  2. I don’t think that I would ever experienced that again.?? I do have my 5 year old grandson and the trip is pleasant. Normally, he has always enjoyed riding in which our trip probably about 4 or 5 hours but not as long as your road trip. A phone or IPad has been very helpful. Thanks to God! He goes to sleep the majority of the way anyway.

  3. I don’t have a family yet, but I have heard the same sentiments from my older sister last December when her family travelled to South Africa from Namibia by car with a 1 year old, 3 year old( who was being potty trained) and a 5 year old. She vowed to not have any trips until the youngest is at least 5. I enjoyed hearing the drama ??? but I can’t wait to experience it for myself and take all the shared advise. Thank you for sharing ?

    1. Haha yeah there’s no way I’m doing this with multiple kids unless they’re all wearing diapers and/or all glued to screens. It was too much!

  4. Once did an 11 hour trip from Nairobi to Siaya with my 4months old. Vowed never to sentence myself to that again. I was the one deiving whilst my younger sister carried him at the back seat. (Had no baby car seat)
    I made no stop…not even to stretch or answer to the call of nature…(made me soooo bloated)
    The baby’s food was me….yes you guessed right
    ..I pumped all the way(manual pump on my left hand and my right hand on the steering), periodically taking warm water to increase supply. I was determined to arrive before sun set(no we did not. We got there past midnight)
    At some point we got lost. I couldn’t find the final turn to my own village!(blame the exhaustion)

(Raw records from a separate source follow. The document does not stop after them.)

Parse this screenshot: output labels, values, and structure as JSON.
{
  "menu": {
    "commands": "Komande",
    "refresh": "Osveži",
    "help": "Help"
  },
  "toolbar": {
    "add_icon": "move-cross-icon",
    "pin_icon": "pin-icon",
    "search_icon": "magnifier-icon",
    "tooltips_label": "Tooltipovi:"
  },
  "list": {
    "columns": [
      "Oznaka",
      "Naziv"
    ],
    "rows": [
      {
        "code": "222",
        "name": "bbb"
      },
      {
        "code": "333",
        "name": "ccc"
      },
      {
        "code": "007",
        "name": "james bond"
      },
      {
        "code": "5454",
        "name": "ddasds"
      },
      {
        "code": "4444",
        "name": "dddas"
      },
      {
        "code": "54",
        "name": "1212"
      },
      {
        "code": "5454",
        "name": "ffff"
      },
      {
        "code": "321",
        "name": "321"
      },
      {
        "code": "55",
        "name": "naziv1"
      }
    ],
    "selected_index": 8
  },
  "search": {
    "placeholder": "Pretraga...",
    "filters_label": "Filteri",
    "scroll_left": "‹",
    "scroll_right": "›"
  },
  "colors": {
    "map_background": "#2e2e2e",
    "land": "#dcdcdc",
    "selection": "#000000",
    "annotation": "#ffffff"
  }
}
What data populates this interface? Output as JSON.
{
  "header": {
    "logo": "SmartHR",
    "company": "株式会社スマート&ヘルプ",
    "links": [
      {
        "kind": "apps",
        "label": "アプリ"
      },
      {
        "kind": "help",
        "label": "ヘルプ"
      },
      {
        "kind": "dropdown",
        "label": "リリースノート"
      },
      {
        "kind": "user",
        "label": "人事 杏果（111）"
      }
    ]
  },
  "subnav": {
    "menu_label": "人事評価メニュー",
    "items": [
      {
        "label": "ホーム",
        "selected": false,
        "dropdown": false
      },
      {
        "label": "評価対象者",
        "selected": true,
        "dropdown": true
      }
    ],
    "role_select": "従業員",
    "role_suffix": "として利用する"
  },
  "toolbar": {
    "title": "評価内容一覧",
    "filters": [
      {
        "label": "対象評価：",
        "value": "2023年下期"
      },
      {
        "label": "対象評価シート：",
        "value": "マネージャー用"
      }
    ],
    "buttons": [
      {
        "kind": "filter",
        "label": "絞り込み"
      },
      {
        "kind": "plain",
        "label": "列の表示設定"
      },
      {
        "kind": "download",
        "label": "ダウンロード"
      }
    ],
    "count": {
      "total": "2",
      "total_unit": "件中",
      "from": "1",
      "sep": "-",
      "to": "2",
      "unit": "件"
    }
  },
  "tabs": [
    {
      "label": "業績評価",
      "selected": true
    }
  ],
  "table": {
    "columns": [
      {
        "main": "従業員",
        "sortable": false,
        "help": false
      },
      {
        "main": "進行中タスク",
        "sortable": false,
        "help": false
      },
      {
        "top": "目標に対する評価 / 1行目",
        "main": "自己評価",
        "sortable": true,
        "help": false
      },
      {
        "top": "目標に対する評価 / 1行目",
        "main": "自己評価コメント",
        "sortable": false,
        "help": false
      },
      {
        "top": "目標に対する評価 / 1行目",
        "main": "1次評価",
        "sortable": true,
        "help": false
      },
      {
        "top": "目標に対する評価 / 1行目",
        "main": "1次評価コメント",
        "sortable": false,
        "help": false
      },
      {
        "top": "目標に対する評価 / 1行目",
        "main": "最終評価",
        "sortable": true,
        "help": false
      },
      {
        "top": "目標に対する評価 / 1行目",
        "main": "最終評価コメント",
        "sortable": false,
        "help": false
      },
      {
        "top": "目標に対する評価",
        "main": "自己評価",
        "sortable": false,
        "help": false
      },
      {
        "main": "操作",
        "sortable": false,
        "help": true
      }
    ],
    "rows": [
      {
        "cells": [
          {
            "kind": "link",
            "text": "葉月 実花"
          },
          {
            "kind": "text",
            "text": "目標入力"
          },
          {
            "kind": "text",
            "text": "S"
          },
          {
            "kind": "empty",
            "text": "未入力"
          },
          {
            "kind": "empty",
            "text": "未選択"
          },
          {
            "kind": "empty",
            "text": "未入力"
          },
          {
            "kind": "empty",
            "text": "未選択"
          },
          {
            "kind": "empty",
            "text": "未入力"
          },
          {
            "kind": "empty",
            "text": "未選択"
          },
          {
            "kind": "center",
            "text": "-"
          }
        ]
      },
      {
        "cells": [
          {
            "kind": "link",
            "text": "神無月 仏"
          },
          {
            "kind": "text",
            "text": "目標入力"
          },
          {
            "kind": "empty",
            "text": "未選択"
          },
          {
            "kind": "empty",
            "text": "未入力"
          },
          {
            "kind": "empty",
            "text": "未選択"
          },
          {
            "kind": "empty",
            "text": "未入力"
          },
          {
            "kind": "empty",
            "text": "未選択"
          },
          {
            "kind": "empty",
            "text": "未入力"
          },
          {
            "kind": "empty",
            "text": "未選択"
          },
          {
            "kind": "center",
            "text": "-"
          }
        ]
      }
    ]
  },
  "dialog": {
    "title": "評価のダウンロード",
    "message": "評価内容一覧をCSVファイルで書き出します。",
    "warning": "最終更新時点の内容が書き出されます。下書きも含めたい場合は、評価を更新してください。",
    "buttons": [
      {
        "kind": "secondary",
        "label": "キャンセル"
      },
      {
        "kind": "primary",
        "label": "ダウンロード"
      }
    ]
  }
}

  5. You covered it all I think. Yes on long road trip with baby multiple times and a few more times with a toddler and baby. I always sit at the back just so much easier and sadly we just leave at whatever time and benefit of hindsight leaving while baby is sleepy/sleeping is an amazing tip. Also essential to have all the things one requires handy in the car so you don’t have to stop to get anything from the trunk. The only thing I would add is with a formula fed baby is to have warm water in flask and a few portions of milk powder ready in a bottle or formula dispenser

  6. Any trip with a baby can easily become chaotic without the right preparation or knowledge. This is a very useful blog post. I’ve taken a trip with a baby but thankfully it wasn’t mine. Haha but being a goofy person helps.